“You know what they awoke in the darkness of Khazad-dûm…”
For the men, women and children forced to call Moria their home, the refugee camp is a daily battle for survival in conditions so desperate that even the Greek migration minister has warned they could be life-threatening.
And why are they ‘forced to call Moria their home’? Because they left their homes, in an attempt to get into Europe.
“Moria [is] very bad,” says Saleh Alhussein, a Syrian refugee, explaining that it took days before a doctor could properly attend to a wound on the head of his baby son, Mohammed. “There are holes in our tent. This isn’t Europe.”
It is, hopefully, the only part of it you’ll ever see.
Lesbos’s mayor, Spyros Galinos, has for months been issuing increasingly panic-stricken appeals for the camp to be decongested.
Officially inmates are free to come and go. Unofficially, says Galinos, it is a “national disgrace”, a giant detention centre where drug dealing, alcohol abuse and prostitution are rampant and clashes between rival ethnic groups rife.
“I’ve run out of ways of describing conditions that are beyond deplorable,” he says.
“I recently compared what they are doing here to Guantánamo but of course I’ve never been to Guantánamo. Perhaps concentration camp would be better.”
Funny, I must have missed the part in modern history at school where the Jews fled other countries to get into concentration camps…
Refugee anger is spiralling, but so too is exasperation among locals who at the height of the refugee drama saw more than 800,000 people traverse the island.
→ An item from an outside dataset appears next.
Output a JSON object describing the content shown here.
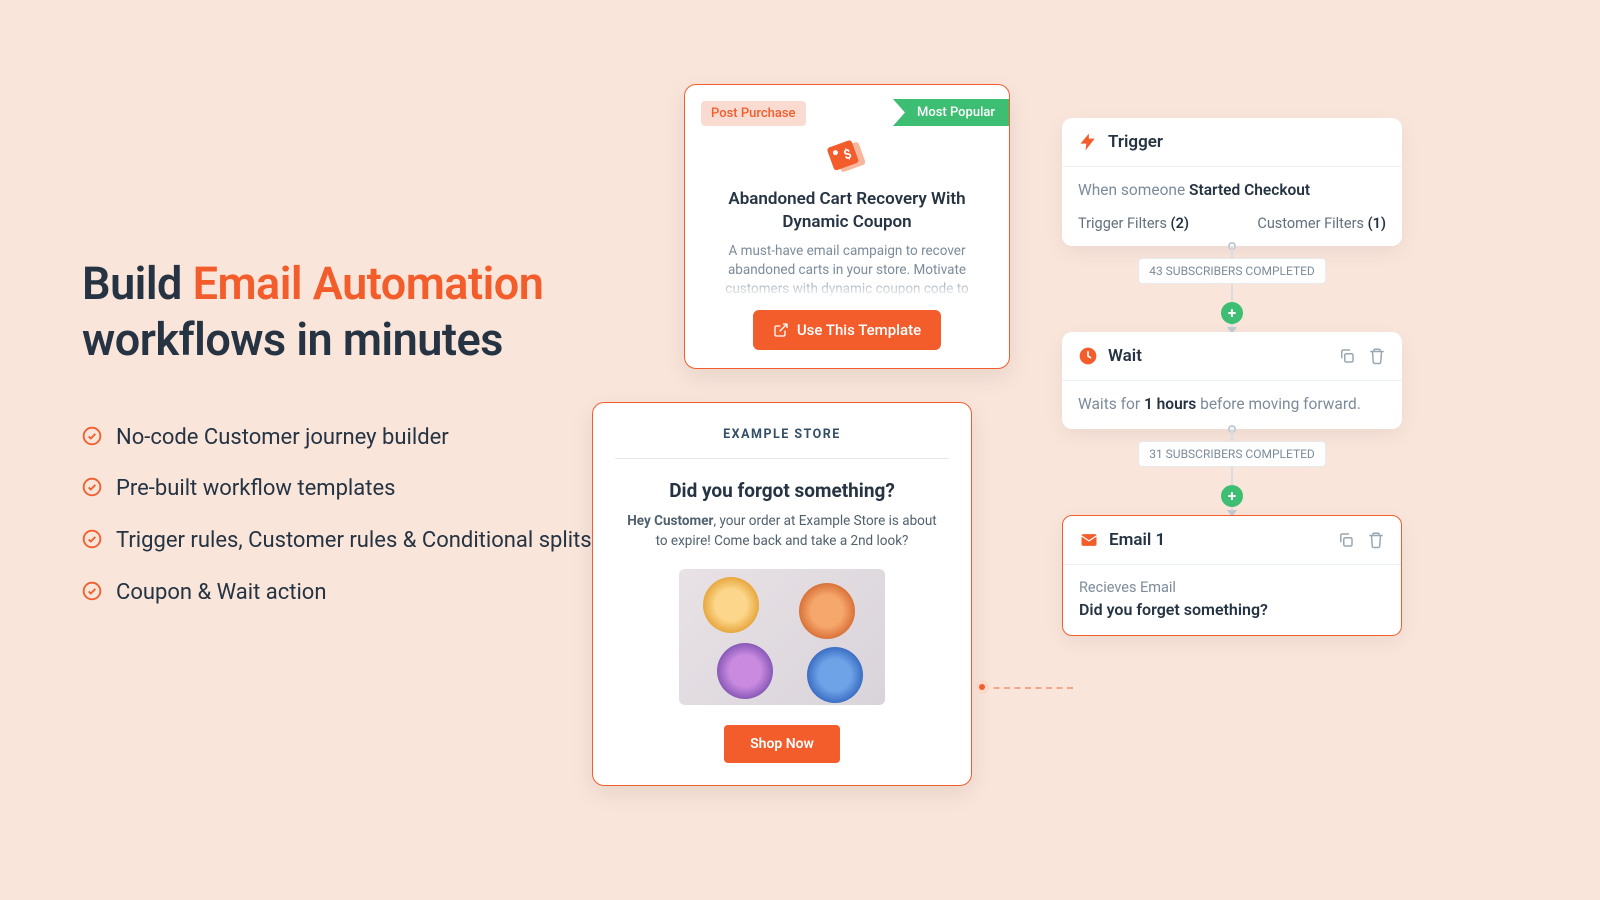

Foreigners, he says, now constitute a third of the population of Mytilene, Lesbos’s main town, and he knows many who are afraid to venture out at night.
Yes, clearly, these are people we must let into Europe. Look what they bring to the table!
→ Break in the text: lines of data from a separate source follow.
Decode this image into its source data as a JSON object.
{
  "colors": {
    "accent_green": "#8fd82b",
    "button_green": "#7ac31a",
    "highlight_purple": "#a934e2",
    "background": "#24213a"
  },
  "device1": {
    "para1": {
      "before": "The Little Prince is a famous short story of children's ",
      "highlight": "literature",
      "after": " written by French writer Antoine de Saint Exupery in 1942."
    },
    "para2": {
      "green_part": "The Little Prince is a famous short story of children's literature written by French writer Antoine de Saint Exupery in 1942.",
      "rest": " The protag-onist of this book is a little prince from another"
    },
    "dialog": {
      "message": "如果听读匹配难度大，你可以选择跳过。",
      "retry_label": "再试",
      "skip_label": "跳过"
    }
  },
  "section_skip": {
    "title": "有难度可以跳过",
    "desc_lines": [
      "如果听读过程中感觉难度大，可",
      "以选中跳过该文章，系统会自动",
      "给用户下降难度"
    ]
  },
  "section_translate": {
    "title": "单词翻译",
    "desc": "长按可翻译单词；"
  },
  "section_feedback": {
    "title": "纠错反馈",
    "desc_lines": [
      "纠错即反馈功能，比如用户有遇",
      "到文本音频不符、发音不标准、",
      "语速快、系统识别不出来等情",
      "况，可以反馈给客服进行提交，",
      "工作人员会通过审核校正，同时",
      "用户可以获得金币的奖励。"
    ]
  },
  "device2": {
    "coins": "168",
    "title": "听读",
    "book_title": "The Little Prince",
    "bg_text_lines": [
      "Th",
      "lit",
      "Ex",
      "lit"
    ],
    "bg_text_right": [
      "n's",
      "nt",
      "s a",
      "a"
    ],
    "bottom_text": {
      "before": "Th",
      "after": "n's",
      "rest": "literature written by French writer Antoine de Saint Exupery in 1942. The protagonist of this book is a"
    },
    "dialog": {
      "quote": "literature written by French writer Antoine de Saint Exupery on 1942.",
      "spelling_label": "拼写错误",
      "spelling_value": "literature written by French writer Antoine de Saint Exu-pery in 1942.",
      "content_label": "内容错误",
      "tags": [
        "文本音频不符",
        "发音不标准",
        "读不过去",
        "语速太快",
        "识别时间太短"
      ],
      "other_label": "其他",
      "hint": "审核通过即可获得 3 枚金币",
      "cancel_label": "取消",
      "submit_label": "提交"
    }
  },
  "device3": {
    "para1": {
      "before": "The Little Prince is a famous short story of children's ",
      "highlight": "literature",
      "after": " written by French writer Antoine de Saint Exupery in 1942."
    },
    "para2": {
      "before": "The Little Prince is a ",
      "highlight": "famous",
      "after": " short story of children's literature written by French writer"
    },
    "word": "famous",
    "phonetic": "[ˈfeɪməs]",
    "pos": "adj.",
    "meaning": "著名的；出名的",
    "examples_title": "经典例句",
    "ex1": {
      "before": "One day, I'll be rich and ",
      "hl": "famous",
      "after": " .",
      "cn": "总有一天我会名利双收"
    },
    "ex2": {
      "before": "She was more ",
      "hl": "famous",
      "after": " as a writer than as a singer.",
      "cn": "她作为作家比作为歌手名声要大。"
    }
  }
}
Though the numbers are far lower than they were at the height of the crisis in 2015, boatloads of people continue to land on Lesbos’s shores. Most are fleeing areas that were Isis-controlled strongholds in Syria and Iraq.
Little Trojan horses, every one. Surely the Greeks of all people aren’t going to fall for this one?
Standing beside the camp’s razor wire–topped inner courtyard, where asylum requests are processed, Said Asidi attributed the explosive mood to the frustration of waiting for a notoriously slow-moving system.
The 45-year-old Afghan acts as the interface between his community and authorities and has spent almost two years waiting for an answer to his asylum request. “I have no idea why,” he says. “I’ve had three interviews, my last six months ago, but still no decision.”
No-one wants to make that decision – like all bureaucracies, they keep delaying in the hope the problem will resolve itself. But it won’t.
The simple fact is no-one wants you in their country. Except the fanatical open borders lunatics, who are busy insinuating themselves wherever these wretched places spring up, pushing their poisonous creed:
Andrew Foley, an Irish volunteer, is is far from optimistic.
“Moria undermines everything Europe stands for. If you keep people in conditions like this, if you rob them of hope and condemn them to suffer, nothing good will come of it.”
Frankly, Europe would be better off offering asylum to the Balrog…